⟨
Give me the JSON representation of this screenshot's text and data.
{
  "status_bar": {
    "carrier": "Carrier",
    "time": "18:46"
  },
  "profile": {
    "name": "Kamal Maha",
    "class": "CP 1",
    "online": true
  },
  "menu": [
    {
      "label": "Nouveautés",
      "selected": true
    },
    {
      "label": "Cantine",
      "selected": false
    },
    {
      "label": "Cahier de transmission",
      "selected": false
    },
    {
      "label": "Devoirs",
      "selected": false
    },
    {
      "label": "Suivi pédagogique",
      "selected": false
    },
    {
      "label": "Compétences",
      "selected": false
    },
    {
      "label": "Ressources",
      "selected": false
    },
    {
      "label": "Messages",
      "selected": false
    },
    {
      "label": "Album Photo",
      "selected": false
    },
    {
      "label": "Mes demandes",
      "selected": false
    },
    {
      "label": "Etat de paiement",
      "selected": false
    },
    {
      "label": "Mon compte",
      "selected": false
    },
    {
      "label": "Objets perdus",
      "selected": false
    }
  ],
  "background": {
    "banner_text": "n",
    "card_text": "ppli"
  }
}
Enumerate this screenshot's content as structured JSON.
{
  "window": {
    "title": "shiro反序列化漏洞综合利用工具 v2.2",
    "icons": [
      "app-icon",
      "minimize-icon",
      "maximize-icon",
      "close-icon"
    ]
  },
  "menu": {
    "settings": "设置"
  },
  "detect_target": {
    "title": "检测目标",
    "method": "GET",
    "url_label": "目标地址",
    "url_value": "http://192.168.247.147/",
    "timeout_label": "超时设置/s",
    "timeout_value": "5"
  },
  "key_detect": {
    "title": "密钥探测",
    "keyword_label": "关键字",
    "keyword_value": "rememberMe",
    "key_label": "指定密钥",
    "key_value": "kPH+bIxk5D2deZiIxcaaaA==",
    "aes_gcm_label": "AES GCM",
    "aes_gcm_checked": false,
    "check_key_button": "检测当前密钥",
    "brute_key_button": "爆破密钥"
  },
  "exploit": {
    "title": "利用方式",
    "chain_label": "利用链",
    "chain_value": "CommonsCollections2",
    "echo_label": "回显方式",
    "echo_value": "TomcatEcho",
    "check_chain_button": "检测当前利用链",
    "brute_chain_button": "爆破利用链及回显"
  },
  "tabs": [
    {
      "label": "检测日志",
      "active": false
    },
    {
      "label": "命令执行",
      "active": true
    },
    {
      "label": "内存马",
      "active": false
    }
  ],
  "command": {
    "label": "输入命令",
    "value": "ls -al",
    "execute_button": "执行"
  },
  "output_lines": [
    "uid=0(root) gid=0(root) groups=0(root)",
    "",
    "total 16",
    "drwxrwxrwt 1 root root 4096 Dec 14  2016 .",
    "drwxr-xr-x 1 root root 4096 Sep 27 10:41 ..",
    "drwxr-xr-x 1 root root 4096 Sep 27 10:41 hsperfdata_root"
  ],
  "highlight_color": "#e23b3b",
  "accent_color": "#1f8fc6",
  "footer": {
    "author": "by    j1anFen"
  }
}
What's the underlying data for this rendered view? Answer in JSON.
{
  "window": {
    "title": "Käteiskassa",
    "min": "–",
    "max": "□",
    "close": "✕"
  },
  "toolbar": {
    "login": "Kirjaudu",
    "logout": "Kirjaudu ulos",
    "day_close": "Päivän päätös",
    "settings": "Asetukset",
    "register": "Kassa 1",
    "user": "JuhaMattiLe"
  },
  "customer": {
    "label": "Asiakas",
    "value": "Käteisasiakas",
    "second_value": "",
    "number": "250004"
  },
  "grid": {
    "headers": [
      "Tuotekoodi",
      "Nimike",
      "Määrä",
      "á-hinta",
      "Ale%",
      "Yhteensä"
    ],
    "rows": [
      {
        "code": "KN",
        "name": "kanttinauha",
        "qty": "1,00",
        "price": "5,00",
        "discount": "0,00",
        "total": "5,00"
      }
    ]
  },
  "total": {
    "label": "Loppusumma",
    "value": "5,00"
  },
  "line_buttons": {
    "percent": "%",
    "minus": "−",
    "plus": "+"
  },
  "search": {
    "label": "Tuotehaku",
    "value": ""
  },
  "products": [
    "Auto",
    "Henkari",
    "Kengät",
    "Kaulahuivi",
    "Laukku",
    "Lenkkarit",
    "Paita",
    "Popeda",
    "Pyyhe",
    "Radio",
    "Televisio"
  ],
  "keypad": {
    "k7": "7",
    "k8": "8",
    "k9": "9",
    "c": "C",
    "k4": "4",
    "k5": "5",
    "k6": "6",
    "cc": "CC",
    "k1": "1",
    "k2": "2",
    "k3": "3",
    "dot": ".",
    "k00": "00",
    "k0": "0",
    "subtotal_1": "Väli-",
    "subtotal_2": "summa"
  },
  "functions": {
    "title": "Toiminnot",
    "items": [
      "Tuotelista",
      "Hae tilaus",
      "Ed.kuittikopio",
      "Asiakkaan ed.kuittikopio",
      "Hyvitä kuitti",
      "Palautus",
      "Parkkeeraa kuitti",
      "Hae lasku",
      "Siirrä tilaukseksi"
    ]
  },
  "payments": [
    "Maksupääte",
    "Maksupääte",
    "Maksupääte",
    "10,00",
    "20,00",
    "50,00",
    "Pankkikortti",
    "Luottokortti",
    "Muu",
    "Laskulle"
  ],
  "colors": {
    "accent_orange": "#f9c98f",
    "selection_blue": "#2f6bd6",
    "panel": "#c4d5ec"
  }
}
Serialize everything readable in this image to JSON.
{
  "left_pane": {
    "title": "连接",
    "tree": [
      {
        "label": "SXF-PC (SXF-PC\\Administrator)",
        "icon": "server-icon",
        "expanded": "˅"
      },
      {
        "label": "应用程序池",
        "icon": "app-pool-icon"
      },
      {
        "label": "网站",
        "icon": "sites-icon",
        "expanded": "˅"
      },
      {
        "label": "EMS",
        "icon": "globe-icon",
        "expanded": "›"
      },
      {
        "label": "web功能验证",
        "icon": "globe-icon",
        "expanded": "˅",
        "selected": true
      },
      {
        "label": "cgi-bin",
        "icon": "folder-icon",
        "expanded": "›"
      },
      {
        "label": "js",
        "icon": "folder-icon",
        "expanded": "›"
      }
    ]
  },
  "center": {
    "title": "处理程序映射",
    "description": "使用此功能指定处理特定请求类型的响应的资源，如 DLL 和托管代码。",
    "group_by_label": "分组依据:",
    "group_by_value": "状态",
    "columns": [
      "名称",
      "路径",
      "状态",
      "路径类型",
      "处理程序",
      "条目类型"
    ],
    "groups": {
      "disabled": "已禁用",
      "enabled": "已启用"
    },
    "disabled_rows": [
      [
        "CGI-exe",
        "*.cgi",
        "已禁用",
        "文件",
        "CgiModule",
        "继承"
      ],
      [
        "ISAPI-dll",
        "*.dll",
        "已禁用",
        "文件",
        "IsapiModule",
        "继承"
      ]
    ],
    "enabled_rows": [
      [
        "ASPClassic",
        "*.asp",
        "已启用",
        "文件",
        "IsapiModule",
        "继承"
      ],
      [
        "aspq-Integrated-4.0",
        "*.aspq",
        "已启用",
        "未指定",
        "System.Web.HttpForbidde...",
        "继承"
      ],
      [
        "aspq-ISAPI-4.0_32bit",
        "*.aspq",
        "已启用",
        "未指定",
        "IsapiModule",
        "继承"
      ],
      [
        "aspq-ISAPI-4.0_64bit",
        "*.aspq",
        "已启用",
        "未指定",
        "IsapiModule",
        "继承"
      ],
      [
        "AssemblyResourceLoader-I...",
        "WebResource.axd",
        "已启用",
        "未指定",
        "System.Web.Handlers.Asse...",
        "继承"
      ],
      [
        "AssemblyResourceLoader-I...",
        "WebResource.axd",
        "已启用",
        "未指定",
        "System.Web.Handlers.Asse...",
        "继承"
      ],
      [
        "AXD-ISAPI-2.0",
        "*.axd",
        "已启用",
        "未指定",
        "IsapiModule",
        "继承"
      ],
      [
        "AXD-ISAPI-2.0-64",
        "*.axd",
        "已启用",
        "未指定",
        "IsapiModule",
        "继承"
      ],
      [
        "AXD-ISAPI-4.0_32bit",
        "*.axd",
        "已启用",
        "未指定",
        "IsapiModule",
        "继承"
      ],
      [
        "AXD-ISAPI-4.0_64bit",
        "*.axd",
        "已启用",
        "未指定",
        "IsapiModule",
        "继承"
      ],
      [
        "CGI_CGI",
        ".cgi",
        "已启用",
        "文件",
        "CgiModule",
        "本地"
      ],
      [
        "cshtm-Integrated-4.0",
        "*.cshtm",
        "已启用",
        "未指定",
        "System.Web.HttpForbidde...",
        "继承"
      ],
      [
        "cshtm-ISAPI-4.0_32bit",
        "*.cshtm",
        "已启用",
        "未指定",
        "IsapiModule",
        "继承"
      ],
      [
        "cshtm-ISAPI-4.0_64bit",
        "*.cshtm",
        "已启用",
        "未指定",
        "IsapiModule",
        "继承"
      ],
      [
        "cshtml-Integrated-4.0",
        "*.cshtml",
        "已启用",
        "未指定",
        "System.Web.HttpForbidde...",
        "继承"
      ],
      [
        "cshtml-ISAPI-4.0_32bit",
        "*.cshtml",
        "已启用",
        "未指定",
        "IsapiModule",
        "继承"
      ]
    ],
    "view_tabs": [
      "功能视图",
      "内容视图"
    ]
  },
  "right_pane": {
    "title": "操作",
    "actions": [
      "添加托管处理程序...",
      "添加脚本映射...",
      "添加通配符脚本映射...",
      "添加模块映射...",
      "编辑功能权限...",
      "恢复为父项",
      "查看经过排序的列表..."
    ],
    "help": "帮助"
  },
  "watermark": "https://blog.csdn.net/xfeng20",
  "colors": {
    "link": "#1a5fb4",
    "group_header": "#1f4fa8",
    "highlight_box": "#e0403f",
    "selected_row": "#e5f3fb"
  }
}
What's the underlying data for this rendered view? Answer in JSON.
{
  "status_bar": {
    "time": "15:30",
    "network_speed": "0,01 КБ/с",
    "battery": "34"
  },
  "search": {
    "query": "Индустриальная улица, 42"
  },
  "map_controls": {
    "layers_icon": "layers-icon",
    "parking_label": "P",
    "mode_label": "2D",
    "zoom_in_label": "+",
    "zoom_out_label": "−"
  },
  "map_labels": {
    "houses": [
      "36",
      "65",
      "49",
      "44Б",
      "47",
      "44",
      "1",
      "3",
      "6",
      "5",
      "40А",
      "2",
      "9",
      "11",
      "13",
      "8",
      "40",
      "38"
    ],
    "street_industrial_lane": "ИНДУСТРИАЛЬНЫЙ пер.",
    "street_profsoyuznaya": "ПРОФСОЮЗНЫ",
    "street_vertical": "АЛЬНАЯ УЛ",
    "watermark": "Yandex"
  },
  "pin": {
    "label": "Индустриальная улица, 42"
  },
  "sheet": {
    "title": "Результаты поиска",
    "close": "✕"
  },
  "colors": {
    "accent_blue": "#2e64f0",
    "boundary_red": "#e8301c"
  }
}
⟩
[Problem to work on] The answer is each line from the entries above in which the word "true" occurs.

[Solution for this task]
    "online": true
      "selected": true
      "active": true
        "selected": true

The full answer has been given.